The first question is waht is a Calorie anyway?

A Calorie is a unit that is a measure of energy, kj or Kilojoules are also used and there is a way to convert  Calories to Kilojoules below.   The 'Calorie' with think about when we talk about food is actually an abreviation of Kilocalorie (kcal).  In otherwords when we say something has 10 Calories we should actually be saying 10,000 Calories.  But humans love abbreviations, and it's stuck.

The precise definition of a kcal is "the amount of energy needed to raise the temperature of 1 kilogram of water 1 degree Celsius".  

Originally the way the calorie value of foods was measured was to burn it in a sealed container (called a bomb calorimeter) that was immersed in water, and the temperature change measured to figure how much energy was released.  One problem with this method is that you could burn cardboard in the calorimeter and measure the energy released, but that won't tell how much energy you get from eating cardboard.

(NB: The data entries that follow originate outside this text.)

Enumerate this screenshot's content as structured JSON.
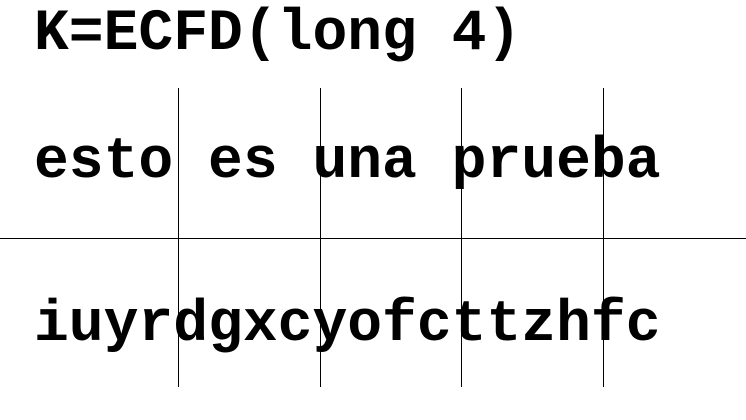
{
  "heading": "K=ECFD(long 4)",
  "plaintext": "esto es una prueba",
  "ciphertext": "iuyrdgxcyofcttzhfc"
}
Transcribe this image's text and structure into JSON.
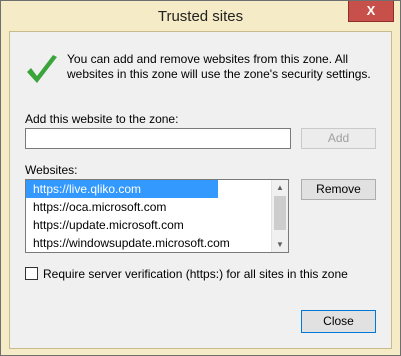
{
  "window": {
    "title": "Trusted sites",
    "close_glyph": "X"
  },
  "intro_text": "You can add and remove websites from this zone. All websites in this zone will use the zone's security settings.",
  "add_section": {
    "label": "Add this website to the zone:",
    "value": "",
    "add_button": "Add"
  },
  "websites": {
    "label": "Websites:",
    "items": [
      "https://live.qliko.com",
      "https://oca.microsoft.com",
      "https://update.microsoft.com",
      "https://windowsupdate.microsoft.com"
    ],
    "remove_button": "Remove"
  },
  "require_https": {
    "label": "Require server verification (https:) for all sites in this zone",
    "checked": false
  },
  "close_button": "Close",
  "icons": {
    "check": "green-checkmark-icon",
    "scroll_up": "chevron-up-icon",
    "scroll_down": "chevron-down-icon"
  },
  "colors": {
    "frame": "#f5ebc6",
    "close_x": "#c7504a",
    "selection": "#3399ff",
    "check_green": "#3aa53a"
  }
}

The United States National Data Lab (NDL), states that "most of the calorie values in the USDA and industry food tables are based on an indirect calorie estimation" 

The system used is Atwater system. In this system calories are not  measured by burning the foods. Instead the total calorific value is calculated by totaling the each of the energy-containing nutrients: protein, carbohydrate, fat and alcohol.  Adjustments are also made to recognise that some components are completely digested because humans can't breakdown complex molecules like cellulose (think sweetcorn, peanuts, cardboard).  

The Atwater system uses the average values of 4 Kcal/g for protein, 4 Kcal/g for carbohydrate, and 9 Kcal/g for fat. Alcohol is calculated at 7 Kcal/g. (These numbers were originally determined by burning and then averaging.) Thus the label on an energy bar that contains 10 g of protein, 20 g of carbohydrate and 9 g of fat would read 201 kcals or Calories.

There is further information at these websites:

 http://www.nal.usda.gov/fnic/foodcomp/

http://www.nat.uiuc.edu

This was adapted from an article in The Scientific American